(Page and application data records)
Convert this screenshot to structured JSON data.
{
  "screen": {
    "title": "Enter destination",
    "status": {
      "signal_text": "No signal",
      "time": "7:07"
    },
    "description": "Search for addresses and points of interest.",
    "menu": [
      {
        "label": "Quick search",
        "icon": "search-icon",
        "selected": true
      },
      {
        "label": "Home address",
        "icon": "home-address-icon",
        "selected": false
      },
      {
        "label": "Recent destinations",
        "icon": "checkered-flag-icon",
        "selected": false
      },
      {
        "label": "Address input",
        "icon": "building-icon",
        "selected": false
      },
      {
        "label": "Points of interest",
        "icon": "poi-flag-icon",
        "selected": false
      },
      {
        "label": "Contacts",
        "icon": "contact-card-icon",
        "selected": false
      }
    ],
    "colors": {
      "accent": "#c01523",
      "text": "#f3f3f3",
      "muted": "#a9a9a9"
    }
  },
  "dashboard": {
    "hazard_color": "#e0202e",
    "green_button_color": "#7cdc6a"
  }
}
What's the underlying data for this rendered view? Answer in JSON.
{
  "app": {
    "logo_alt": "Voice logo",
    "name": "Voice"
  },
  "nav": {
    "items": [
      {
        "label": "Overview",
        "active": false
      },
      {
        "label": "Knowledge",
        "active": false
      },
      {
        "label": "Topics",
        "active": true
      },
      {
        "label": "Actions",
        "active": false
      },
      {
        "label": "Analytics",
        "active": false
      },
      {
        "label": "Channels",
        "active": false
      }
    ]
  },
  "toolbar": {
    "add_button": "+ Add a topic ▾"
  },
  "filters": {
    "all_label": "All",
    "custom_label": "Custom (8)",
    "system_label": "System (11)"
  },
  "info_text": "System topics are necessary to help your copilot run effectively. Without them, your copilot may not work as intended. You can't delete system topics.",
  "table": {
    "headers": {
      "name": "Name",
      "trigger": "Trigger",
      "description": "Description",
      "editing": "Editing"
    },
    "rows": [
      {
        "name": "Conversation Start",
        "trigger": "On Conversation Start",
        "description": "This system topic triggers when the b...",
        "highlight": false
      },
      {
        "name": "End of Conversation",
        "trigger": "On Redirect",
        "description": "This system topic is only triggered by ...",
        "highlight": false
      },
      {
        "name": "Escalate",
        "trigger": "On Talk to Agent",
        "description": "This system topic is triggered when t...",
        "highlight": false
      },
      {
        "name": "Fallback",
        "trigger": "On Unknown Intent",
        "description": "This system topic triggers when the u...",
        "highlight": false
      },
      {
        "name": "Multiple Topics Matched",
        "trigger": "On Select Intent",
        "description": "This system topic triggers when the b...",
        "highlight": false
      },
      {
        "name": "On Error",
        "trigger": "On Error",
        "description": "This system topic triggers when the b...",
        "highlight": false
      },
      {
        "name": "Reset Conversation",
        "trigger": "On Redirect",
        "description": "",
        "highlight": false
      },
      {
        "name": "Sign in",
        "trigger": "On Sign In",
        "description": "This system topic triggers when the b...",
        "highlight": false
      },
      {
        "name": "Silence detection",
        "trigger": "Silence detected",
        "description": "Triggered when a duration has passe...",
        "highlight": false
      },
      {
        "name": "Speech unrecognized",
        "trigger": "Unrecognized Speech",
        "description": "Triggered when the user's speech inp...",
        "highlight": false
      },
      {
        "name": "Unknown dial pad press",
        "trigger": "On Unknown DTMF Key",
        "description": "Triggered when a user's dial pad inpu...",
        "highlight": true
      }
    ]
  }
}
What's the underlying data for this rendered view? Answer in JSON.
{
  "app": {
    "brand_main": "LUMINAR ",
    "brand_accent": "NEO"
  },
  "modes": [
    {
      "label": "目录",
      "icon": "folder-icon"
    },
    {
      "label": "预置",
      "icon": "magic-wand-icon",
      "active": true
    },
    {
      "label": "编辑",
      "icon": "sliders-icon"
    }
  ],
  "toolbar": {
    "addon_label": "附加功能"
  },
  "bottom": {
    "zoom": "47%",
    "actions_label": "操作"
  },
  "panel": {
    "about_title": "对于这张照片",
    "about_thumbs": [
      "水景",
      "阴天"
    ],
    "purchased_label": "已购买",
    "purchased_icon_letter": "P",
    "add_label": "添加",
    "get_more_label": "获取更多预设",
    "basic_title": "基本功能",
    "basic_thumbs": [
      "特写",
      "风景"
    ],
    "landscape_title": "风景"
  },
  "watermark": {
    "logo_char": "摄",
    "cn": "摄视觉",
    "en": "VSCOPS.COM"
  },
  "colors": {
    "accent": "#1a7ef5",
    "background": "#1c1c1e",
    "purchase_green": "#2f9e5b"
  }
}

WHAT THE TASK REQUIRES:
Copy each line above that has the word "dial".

PROBLEM SOLUTION:
        "name": "Unknown dial pad press",
        "description": "Triggered when a user's dial pad inpu...",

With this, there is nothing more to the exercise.